Matt McMahon commented that the plans may make the restaurant “seem so large, but really it isn’t” and that the reconfiguration would create a pleasant dining venue. “This is just an attempt to have an evening business a few nights a week,” he explained, suggesting that the restaurant could become the gathering place for Garrison. Route 9D from the post office to the school “is really the commercial heart of Garrison,” he said. McMahon also reminded everyone that the café already has the right to serve alcohol and stay open evenings.
Ron Gainer, the town’s consulting engineer, pointed to the need for review of wetlands-related matters and noted that, in general, “there’s a variety of site-plan issues that have to be resolved.”
A threat to ‘pin-drop quiet’?
Nearby homeowners presented the board with a letter expressing fears that expanding the business “will have a negative impact on our neighborhood” — Grassi Lane, Alfalfa Lane and Route 9D — a place “peaceful and pin-drop quiet after dusk.”
Citing “quality of life” issues, the letter stated that “the site would morph from a small deli operation to a larger establishment serving food and alcohol late into the evenings” and that the restaurant may host larger events with music (inside and outside), as well. Restaurant operations would also bring noise, along with vehicle headlights and other forms of intrusive lighting, the letter predicted.
“No one who has moved here would expect to be subjected to that kind of activity,” the letter said. It added that “residents’ right to peace and privacy has recently been infringed upon in the mornings by changes to the post office” and that “the neighborhood was not consulted about these changes.”
Safety could be affected, too, the letter warned. “There is already increased traffic to and from the post office, with cars darting in and out of the parking lot and using Grassi Lane, making it more difficult to enter and exit,” the letter stated. “With a wine bar there, the situation could grow more hazardous for a longer period each day, with the added potential for driver impairment.”

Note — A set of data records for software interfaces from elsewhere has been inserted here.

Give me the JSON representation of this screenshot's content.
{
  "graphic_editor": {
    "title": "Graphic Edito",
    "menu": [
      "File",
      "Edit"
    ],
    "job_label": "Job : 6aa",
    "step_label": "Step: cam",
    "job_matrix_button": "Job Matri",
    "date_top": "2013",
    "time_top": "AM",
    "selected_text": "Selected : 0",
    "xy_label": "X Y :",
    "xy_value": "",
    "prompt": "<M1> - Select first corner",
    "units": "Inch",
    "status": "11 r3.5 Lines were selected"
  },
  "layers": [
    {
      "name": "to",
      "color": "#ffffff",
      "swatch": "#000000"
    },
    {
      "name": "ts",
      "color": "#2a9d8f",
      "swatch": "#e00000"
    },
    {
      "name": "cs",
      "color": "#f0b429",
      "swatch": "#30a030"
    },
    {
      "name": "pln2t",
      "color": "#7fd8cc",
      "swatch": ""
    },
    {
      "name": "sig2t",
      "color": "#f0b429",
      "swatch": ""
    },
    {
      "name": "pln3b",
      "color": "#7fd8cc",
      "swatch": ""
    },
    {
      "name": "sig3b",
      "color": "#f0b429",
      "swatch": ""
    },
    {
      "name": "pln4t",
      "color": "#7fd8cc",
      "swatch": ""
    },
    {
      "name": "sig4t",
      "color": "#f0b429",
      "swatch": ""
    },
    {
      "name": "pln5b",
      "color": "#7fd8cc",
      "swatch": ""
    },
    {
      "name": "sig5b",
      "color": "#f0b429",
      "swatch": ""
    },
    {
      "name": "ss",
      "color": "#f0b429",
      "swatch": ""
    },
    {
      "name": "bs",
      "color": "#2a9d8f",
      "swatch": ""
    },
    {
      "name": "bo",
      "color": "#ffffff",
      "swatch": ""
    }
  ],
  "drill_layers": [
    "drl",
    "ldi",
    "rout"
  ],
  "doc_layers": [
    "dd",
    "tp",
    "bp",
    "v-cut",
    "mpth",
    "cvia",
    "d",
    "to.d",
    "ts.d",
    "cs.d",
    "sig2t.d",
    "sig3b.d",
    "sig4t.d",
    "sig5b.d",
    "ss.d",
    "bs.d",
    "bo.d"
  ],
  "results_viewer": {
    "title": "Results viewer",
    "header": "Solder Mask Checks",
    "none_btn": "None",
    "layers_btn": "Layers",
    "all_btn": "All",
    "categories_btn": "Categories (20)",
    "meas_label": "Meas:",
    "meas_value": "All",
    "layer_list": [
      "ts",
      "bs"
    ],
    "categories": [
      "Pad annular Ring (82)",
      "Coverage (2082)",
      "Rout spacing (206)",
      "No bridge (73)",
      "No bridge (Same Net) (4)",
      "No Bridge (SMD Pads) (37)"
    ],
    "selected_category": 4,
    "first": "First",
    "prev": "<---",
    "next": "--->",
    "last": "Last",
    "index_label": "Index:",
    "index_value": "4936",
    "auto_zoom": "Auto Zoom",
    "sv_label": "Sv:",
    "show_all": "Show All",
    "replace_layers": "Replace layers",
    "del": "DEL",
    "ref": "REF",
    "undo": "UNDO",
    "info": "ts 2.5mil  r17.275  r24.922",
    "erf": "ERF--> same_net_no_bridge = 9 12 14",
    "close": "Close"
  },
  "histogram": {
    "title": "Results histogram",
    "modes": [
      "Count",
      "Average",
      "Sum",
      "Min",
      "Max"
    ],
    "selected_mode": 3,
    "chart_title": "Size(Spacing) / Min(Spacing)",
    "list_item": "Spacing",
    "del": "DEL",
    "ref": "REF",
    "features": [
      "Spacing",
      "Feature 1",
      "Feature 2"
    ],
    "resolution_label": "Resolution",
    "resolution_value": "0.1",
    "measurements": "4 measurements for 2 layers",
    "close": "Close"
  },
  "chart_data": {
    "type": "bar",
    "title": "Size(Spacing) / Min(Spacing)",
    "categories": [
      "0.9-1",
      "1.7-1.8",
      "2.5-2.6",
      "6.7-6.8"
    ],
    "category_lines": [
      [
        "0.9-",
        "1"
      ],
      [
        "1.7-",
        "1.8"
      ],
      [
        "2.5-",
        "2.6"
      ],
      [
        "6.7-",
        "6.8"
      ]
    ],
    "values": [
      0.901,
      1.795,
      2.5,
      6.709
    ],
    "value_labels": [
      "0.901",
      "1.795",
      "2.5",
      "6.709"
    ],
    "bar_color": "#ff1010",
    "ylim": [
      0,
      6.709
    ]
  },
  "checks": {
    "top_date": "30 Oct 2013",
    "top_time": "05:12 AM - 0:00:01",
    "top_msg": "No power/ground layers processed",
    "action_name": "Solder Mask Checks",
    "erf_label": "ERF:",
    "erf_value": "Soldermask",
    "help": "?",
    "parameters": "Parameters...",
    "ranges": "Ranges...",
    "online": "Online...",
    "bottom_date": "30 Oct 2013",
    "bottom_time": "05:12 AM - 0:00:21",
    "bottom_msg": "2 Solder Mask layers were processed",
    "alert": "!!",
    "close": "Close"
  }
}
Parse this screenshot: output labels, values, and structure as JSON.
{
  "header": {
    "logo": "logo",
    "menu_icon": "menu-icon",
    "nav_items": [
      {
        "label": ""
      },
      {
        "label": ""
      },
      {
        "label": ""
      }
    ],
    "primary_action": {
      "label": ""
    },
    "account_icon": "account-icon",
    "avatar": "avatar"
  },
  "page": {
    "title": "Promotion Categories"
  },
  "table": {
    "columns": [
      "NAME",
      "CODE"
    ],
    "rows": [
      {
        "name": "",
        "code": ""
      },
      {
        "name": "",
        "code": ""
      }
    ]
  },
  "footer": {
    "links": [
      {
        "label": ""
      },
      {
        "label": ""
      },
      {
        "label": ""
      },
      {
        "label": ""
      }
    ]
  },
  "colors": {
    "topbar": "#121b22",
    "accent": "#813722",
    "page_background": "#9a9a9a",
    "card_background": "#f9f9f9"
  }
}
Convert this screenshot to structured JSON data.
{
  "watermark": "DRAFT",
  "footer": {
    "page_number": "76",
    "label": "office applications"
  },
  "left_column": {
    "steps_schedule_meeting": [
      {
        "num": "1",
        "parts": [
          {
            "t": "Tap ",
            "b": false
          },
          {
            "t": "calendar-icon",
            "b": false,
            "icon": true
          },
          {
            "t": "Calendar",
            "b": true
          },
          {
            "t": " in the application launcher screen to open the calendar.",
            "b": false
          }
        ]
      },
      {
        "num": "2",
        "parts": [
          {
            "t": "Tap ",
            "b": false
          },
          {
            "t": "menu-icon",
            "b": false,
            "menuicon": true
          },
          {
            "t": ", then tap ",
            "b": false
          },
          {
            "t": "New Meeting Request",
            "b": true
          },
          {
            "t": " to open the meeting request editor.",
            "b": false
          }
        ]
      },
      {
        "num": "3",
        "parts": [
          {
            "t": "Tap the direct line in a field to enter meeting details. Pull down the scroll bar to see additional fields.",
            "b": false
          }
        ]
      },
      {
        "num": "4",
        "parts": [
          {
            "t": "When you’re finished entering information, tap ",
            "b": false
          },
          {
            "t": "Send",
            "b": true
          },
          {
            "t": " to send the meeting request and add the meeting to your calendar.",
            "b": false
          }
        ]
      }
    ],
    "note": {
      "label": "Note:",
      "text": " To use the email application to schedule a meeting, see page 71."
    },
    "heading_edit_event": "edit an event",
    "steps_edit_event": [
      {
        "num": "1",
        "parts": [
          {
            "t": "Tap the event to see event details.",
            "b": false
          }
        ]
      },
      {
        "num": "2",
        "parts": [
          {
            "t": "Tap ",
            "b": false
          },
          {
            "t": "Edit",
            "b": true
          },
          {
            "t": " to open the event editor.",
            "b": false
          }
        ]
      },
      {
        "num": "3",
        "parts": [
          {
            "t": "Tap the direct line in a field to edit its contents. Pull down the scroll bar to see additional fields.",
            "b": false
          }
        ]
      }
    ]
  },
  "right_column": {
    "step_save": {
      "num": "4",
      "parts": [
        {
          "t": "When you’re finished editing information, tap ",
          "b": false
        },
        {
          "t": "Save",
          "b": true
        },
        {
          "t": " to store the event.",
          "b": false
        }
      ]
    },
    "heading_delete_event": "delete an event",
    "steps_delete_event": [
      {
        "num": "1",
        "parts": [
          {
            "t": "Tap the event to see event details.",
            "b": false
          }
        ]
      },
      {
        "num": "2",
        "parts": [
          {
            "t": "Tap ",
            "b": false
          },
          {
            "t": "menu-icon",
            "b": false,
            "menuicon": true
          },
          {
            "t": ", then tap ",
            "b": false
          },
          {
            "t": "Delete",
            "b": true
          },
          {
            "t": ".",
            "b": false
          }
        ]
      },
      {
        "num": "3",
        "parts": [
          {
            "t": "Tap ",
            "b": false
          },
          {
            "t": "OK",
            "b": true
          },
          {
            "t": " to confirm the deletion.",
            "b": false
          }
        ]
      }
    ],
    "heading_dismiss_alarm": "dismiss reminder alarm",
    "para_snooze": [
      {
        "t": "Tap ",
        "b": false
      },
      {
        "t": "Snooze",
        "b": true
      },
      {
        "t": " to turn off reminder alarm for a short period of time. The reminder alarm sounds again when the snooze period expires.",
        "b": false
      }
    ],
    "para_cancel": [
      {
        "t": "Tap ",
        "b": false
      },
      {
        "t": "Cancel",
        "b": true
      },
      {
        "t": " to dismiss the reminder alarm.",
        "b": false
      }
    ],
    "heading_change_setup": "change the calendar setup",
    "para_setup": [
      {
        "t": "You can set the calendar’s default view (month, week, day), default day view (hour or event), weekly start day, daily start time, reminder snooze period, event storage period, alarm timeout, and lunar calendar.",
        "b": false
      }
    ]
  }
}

Moreover, the residents observed in the letter and in their remarks to the Planning Board, both Grassi and Alfalfa Lanes are private — not commercial — roads, maintained by residents at notable cost. “People from the post office already use Grassi Lane without residents’ permission and we would have every reason to expect that patrons at the expanded wine bar, particularly during special events or performances, would as well,” the letter said.
Addressing the Planning Board, Wally Schaefer, a neighbor and café customer, said that he understands the McMahons’ desire to fulfill a dream of opening a wine bar/restaurant. “I wish them best success but I hope we can find a middle ground … something that suits everybody. It really is a residential zone,” already disrupted by the post office, he said. “Are we going to have five or six hours of peace and quiet? I think you should really give that a lot of thought.”
Goldee Greene, who lives on Alfalfa Lane, expressed the “wish that there was a more heightened sense of sensitivity, a little sensitivity, about what Garrison is all about. We don’t really need a place where we’re all going to be hanging out.” She described the project as “unsafe … unaesthetic” with possible “shocking” and “horrifying” repercussions. While she favors the café’s continued existence, she said, she does not want a restaurant. “No, that’s not what we need in the hamlet of Garrison.”
Diane Travis described a problem “with people parking on private roads” even now and criticized the Planning Board for conducting a site survey June 28 without alerting residents. “None of us was aware” of the board’s presence, she said. “You didn’t see our side. We were like blindsided. You didn’t do us justice.”
The Planning Board routinely visits sites involved in applications; it schedules its trips in public during monthly meetings.
Photos by L.S. Armstrong